Cookies

We use cookies to ensure that we give you the best experience on our website. By continuing to browse this repository, you give consent for essential cookies to be used. You can read more about our Privacy and Cookie Policy.


Durham Research Online
You are in:

Thallium isotopes reveal protracted anoxia during the Toarcian (Early Jurassic) associated with volcanism, carbon burial, and mass extinction.

Them, Theodore R. and Gill, Benjamin C. and Caruthers, Andrew H. and Gerhardt, Angela M. and Gröcke, Darren R. and Lyons, Timothy W. and Marroquín, Selva M. and Nielsen, Sune G. and Trabucho Alexandre, João P. and Owens, Jeremy D. (2018) 'Thallium isotopes reveal protracted anoxia during the Toarcian (Early Jurassic) associated with volcanism, carbon burial, and mass extinction.', Proceedings of the National Academy of Sciences of the United States of America., 115 (26). pp. 6596-6601.

Abstract

For this study, we generated thallium (Tl) isotope records from two anoxic basins to track the earliest changes in global bottom water oxygen contents over the Toarcian Oceanic Anoxic Event (TOAE; ∼183 Ma) of the Early Jurassic. The T-OAE, like other Mesozoic OAEs, has been interpreted as an expansion of marine oxygen depletion based on indirect methods such as organic-rich facies, carbon isotope excursions, and biological turnover. Our Tl isotope data, however, reveal explicit evidence for earlier global marine deoxygenation of ocean water, some 600 ka before the classically defined T-OAE. This antecedent deoxygenation occurs at the Pliensbachian/Toarcian boundary and is coeval with the onset of initial large igneous province (LIP) volcanism and the initiation of a marine mass extinction. Thallium isotopes are also perturbed during the T-OAE interval, as defined by carbon isotopes, reflecting a second deoxygenation event that coincides with the acme of elevated marine mass extinctions and the main phase of LIP volcanism. This suggests that the duration of widespread anoxic bottom waters was at least 1 million years in duration and spanned early to middle Toarcian time. Thus, the Tl data reveal a more nuanced record of marine oxygen depletion and its links to biological change during a period of climatic warming in Earth’s past and highlight the role of oxygen depletion on past biological evolution.

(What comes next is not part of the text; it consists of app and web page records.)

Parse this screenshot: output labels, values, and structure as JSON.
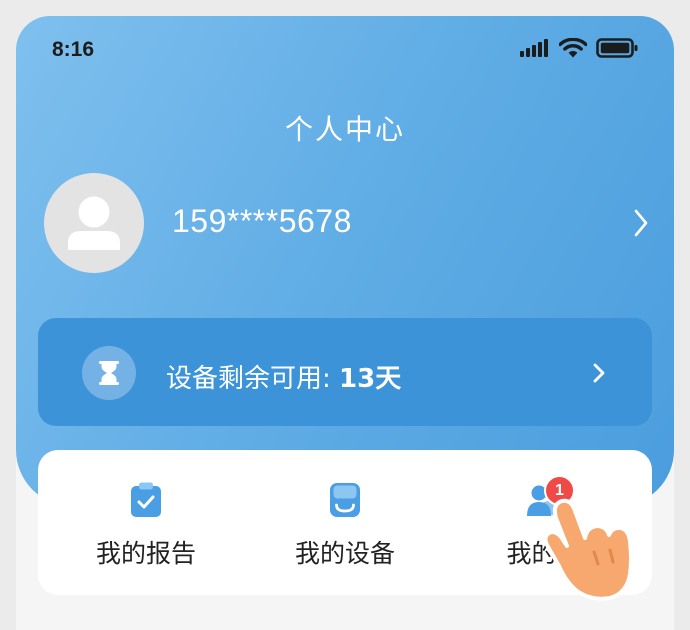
{
  "status_bar": {
    "time": "8:16",
    "icons": [
      "cellular-signal-icon",
      "wifi-icon",
      "battery-icon"
    ]
  },
  "header": {
    "title": "个人中心"
  },
  "profile": {
    "phone": "159****5678",
    "avatar_icon": "user-avatar-icon",
    "arrow_icon": "chevron-right-icon"
  },
  "device_card": {
    "label": "设备剩余可用:",
    "value": "13天",
    "icon": "hourglass-icon",
    "arrow_icon": "chevron-right-icon"
  },
  "menu": {
    "items": [
      {
        "label": "我的报告",
        "icon": "clipboard-check-icon"
      },
      {
        "label": "我的设备",
        "icon": "device-icon"
      },
      {
        "label": "我的亲",
        "icon": "family-icon",
        "badge": "1"
      }
    ]
  },
  "colors": {
    "hero_gradient_start": "#7fc0ee",
    "hero_gradient_end": "#4a9ddd",
    "card_blue": "#3d93d8",
    "badge_red": "#f04a48",
    "hand_skin": "#f7a86e"
  }
}
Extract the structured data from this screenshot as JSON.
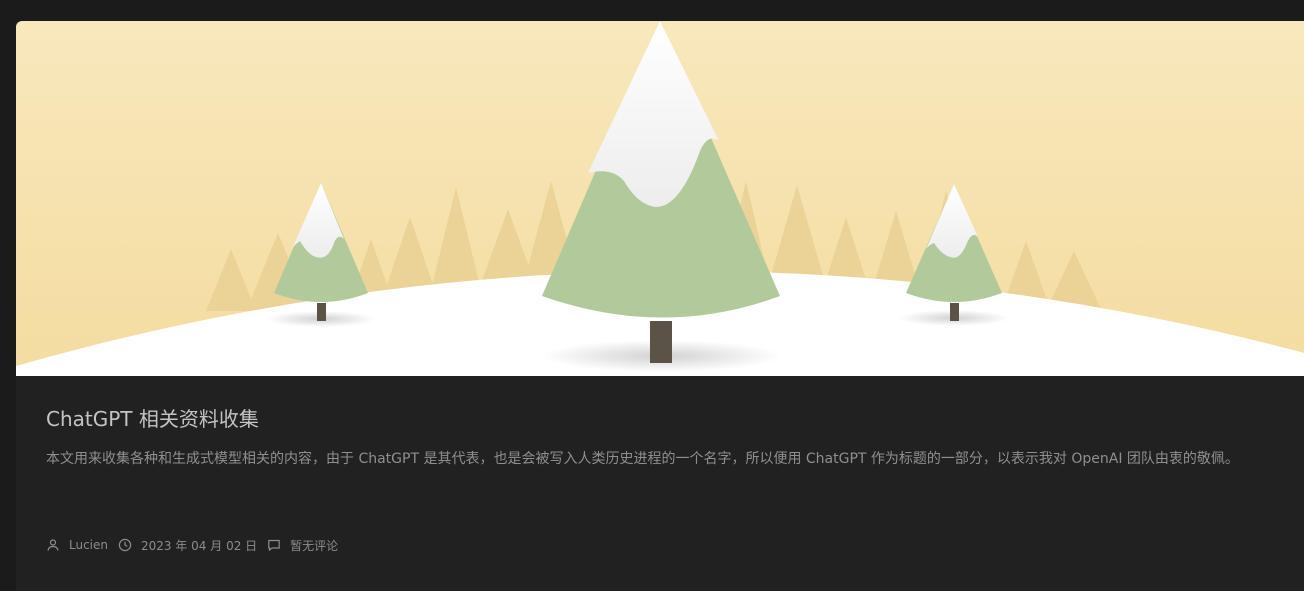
{
  "post": {
    "title": "ChatGPT 相关资料收集",
    "excerpt": "本文用来收集各种和生成式模型相关的内容，由于 ChatGPT 是其代表，也是会被写入人类历史进程的一个名字，所以便用 ChatGPT 作为标题的一部分，以表示我对 OpenAI 团队由衷的敬佩。",
    "author": "Lucien",
    "date": "2023 年 04 月 02 日",
    "comments": "暂无评论"
  },
  "icons": {
    "author": "user-icon",
    "date": "clock-icon",
    "comments": "comment-icon"
  },
  "colors": {
    "page_background": "#1b1b1b",
    "card_background": "#212121",
    "sky": "#f7e3ad",
    "tree_green": "#b2c99b",
    "snow": "#ffffff"
  }
}
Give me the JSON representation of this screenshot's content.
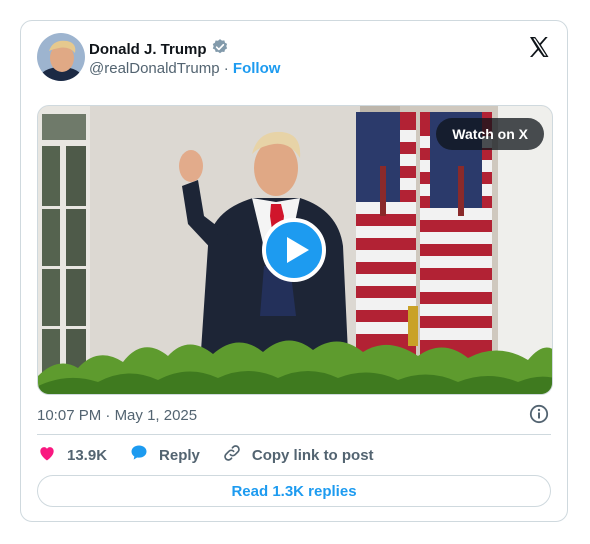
{
  "author": {
    "name": "Donald J. Trump",
    "handle": "@realDonaldTrump",
    "separator": "·",
    "follow_label": "Follow"
  },
  "media": {
    "watch_label": "Watch on X"
  },
  "meta": {
    "time": "10:07 PM",
    "separator": "·",
    "date": "May 1, 2025"
  },
  "actions": {
    "likes": "13.9K",
    "reply_label": "Reply",
    "copy_label": "Copy link to post"
  },
  "replies_button": "Read 1.3K replies",
  "colors": {
    "accent": "#1d9bf0",
    "like": "#f91880",
    "text_secondary": "#536471",
    "border": "#cfd9de"
  }
}
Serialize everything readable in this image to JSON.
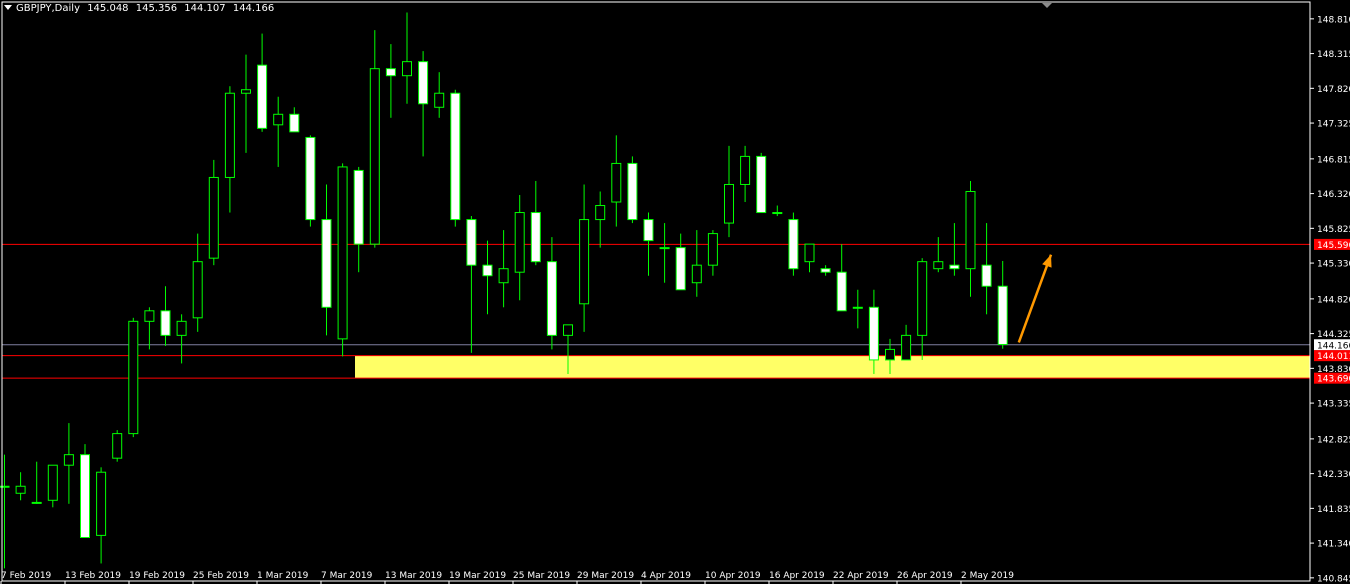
{
  "header": {
    "symbol": "GBPJPY,Daily",
    "open": "145.048",
    "high": "145.356",
    "low": "144.107",
    "close": "144.166"
  },
  "colors": {
    "background": "#000000",
    "frame": "#ffffff",
    "candle_bull_body": "#000000",
    "candle_bear_body": "#ffffff",
    "wick": "#00ff00",
    "hline": "#ff0000",
    "zone_fill": "#ffff66",
    "current_price_line": "#7f7f9f",
    "arrow": "#ff9900"
  },
  "chart_data": {
    "type": "candlestick",
    "y_ticks": [
      "148.810",
      "148.315",
      "147.820",
      "147.325",
      "146.815",
      "146.320",
      "145.825",
      "145.330",
      "144.820",
      "144.325",
      "143.830",
      "143.335",
      "142.825",
      "142.330",
      "141.835",
      "141.340",
      "140.845"
    ],
    "x_ticks": [
      "7 Feb 2019",
      "13 Feb 2019",
      "19 Feb 2019",
      "25 Feb 2019",
      "1 Mar 2019",
      "7 Mar 2019",
      "13 Mar 2019",
      "19 Mar 2019",
      "25 Mar 2019",
      "29 Mar 2019",
      "4 Apr 2019",
      "10 Apr 2019",
      "16 Apr 2019",
      "22 Apr 2019",
      "26 Apr 2019",
      "2 May 2019"
    ],
    "ylim": [
      140.8,
      149.05
    ],
    "candles": [
      {
        "o": 142.15,
        "h": 142.6,
        "l": 140.98,
        "c": 142.15
      },
      {
        "o": 142.05,
        "h": 142.35,
        "l": 141.95,
        "c": 142.15
      },
      {
        "o": 141.92,
        "h": 142.5,
        "l": 141.9,
        "c": 141.92
      },
      {
        "o": 141.95,
        "h": 142.4,
        "l": 141.85,
        "c": 142.45
      },
      {
        "o": 142.45,
        "h": 143.05,
        "l": 141.9,
        "c": 142.6
      },
      {
        "o": 142.6,
        "h": 142.75,
        "l": 141.42,
        "c": 141.42
      },
      {
        "o": 141.45,
        "h": 142.42,
        "l": 141.05,
        "c": 142.35
      },
      {
        "o": 142.55,
        "h": 142.95,
        "l": 142.5,
        "c": 142.9
      },
      {
        "o": 142.9,
        "h": 144.55,
        "l": 142.85,
        "c": 144.5
      },
      {
        "o": 144.5,
        "h": 144.7,
        "l": 144.1,
        "c": 144.65
      },
      {
        "o": 144.65,
        "h": 145.0,
        "l": 144.15,
        "c": 144.3
      },
      {
        "o": 144.3,
        "h": 144.6,
        "l": 143.9,
        "c": 144.5
      },
      {
        "o": 144.55,
        "h": 145.75,
        "l": 144.35,
        "c": 145.35
      },
      {
        "o": 145.4,
        "h": 146.8,
        "l": 145.3,
        "c": 146.55
      },
      {
        "o": 146.55,
        "h": 147.85,
        "l": 146.05,
        "c": 147.75
      },
      {
        "o": 147.75,
        "h": 148.3,
        "l": 146.9,
        "c": 147.8
      },
      {
        "o": 148.15,
        "h": 148.6,
        "l": 147.2,
        "c": 147.25
      },
      {
        "o": 147.3,
        "h": 147.7,
        "l": 146.7,
        "c": 147.45
      },
      {
        "o": 147.45,
        "h": 147.55,
        "l": 147.2,
        "c": 147.2
      },
      {
        "o": 147.12,
        "h": 147.15,
        "l": 145.85,
        "c": 145.95
      },
      {
        "o": 145.95,
        "h": 146.45,
        "l": 144.3,
        "c": 144.7
      },
      {
        "o": 144.25,
        "h": 146.75,
        "l": 144.0,
        "c": 146.7
      },
      {
        "o": 146.65,
        "h": 146.7,
        "l": 145.2,
        "c": 145.6
      },
      {
        "o": 145.6,
        "h": 148.65,
        "l": 145.55,
        "c": 148.1
      },
      {
        "o": 148.1,
        "h": 148.45,
        "l": 147.4,
        "c": 148.0
      },
      {
        "o": 148.0,
        "h": 148.9,
        "l": 147.6,
        "c": 148.2
      },
      {
        "o": 148.2,
        "h": 148.35,
        "l": 146.85,
        "c": 147.6
      },
      {
        "o": 147.55,
        "h": 148.05,
        "l": 147.4,
        "c": 147.75
      },
      {
        "o": 147.75,
        "h": 147.8,
        "l": 145.85,
        "c": 145.95
      },
      {
        "o": 145.95,
        "h": 146.0,
        "l": 144.05,
        "c": 145.3
      },
      {
        "o": 145.3,
        "h": 145.65,
        "l": 144.6,
        "c": 145.15
      },
      {
        "o": 145.05,
        "h": 145.8,
        "l": 144.7,
        "c": 145.25
      },
      {
        "o": 145.2,
        "h": 146.3,
        "l": 144.8,
        "c": 146.05
      },
      {
        "o": 146.05,
        "h": 146.5,
        "l": 145.3,
        "c": 145.35
      },
      {
        "o": 145.35,
        "h": 145.7,
        "l": 144.1,
        "c": 144.3
      },
      {
        "o": 144.3,
        "h": 144.45,
        "l": 143.75,
        "c": 144.45
      },
      {
        "o": 144.75,
        "h": 146.45,
        "l": 144.35,
        "c": 145.95
      },
      {
        "o": 145.95,
        "h": 146.35,
        "l": 145.55,
        "c": 146.15
      },
      {
        "o": 146.2,
        "h": 147.15,
        "l": 145.85,
        "c": 146.75
      },
      {
        "o": 146.75,
        "h": 146.85,
        "l": 145.9,
        "c": 145.95
      },
      {
        "o": 145.95,
        "h": 146.05,
        "l": 145.15,
        "c": 145.65
      },
      {
        "o": 145.55,
        "h": 145.9,
        "l": 145.05,
        "c": 145.55
      },
      {
        "o": 145.55,
        "h": 145.75,
        "l": 145.2,
        "c": 144.95
      },
      {
        "o": 145.05,
        "h": 145.8,
        "l": 144.85,
        "c": 145.3
      },
      {
        "o": 145.3,
        "h": 145.8,
        "l": 145.15,
        "c": 145.75
      },
      {
        "o": 145.9,
        "h": 147.0,
        "l": 145.7,
        "c": 146.45
      },
      {
        "o": 146.45,
        "h": 147.0,
        "l": 146.2,
        "c": 146.85
      },
      {
        "o": 146.85,
        "h": 146.9,
        "l": 146.05,
        "c": 146.05
      },
      {
        "o": 146.05,
        "h": 146.15,
        "l": 146.0,
        "c": 146.05
      },
      {
        "o": 145.95,
        "h": 146.05,
        "l": 145.15,
        "c": 145.25
      },
      {
        "o": 145.35,
        "h": 145.4,
        "l": 145.2,
        "c": 145.6
      },
      {
        "o": 145.25,
        "h": 145.3,
        "l": 145.15,
        "c": 145.2
      },
      {
        "o": 145.2,
        "h": 145.6,
        "l": 144.65,
        "c": 144.65
      },
      {
        "o": 144.7,
        "h": 144.95,
        "l": 144.4,
        "c": 144.7
      },
      {
        "o": 144.7,
        "h": 144.95,
        "l": 143.75,
        "c": 143.95
      },
      {
        "o": 143.95,
        "h": 144.25,
        "l": 143.75,
        "c": 144.1
      },
      {
        "o": 143.95,
        "h": 144.45,
        "l": 143.95,
        "c": 144.3
      },
      {
        "o": 144.3,
        "h": 145.4,
        "l": 143.95,
        "c": 145.35
      },
      {
        "o": 145.25,
        "h": 145.7,
        "l": 145.2,
        "c": 145.35
      },
      {
        "o": 145.3,
        "h": 145.9,
        "l": 145.15,
        "c": 145.25
      },
      {
        "o": 145.25,
        "h": 146.5,
        "l": 144.85,
        "c": 146.35
      },
      {
        "o": 145.3,
        "h": 145.9,
        "l": 144.6,
        "c": 145.0
      },
      {
        "o": 145.0,
        "h": 145.36,
        "l": 144.11,
        "c": 144.17
      }
    ],
    "hlines": [
      {
        "price": 145.596,
        "label": "145.596"
      },
      {
        "price": 144.011,
        "label": "144.011"
      },
      {
        "price": 143.69,
        "label": "143.690"
      }
    ],
    "current_price": {
      "price": 144.166,
      "label": "144.166"
    },
    "zone": {
      "from": 143.69,
      "to": 144.011
    },
    "arrow": {
      "from": {
        "candle": 63,
        "price": 144.2
      },
      "to": {
        "candle": 65,
        "price": 145.45
      }
    }
  }
}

Item Type:Article
Full text:(AM) Accepted Manuscript
Download PDF
(1532Kb)
Status:Peer-reviewed
Publisher Web site:https://doi.org/10.1073/pnas.1803478115
Date accepted:16 May 2018
Date deposited:04 September 2018
Date of first online publication:11 June 2018
Date first made open access:11 December 2018

Save or Share this output

Export:
Export
Look up in GoogleScholar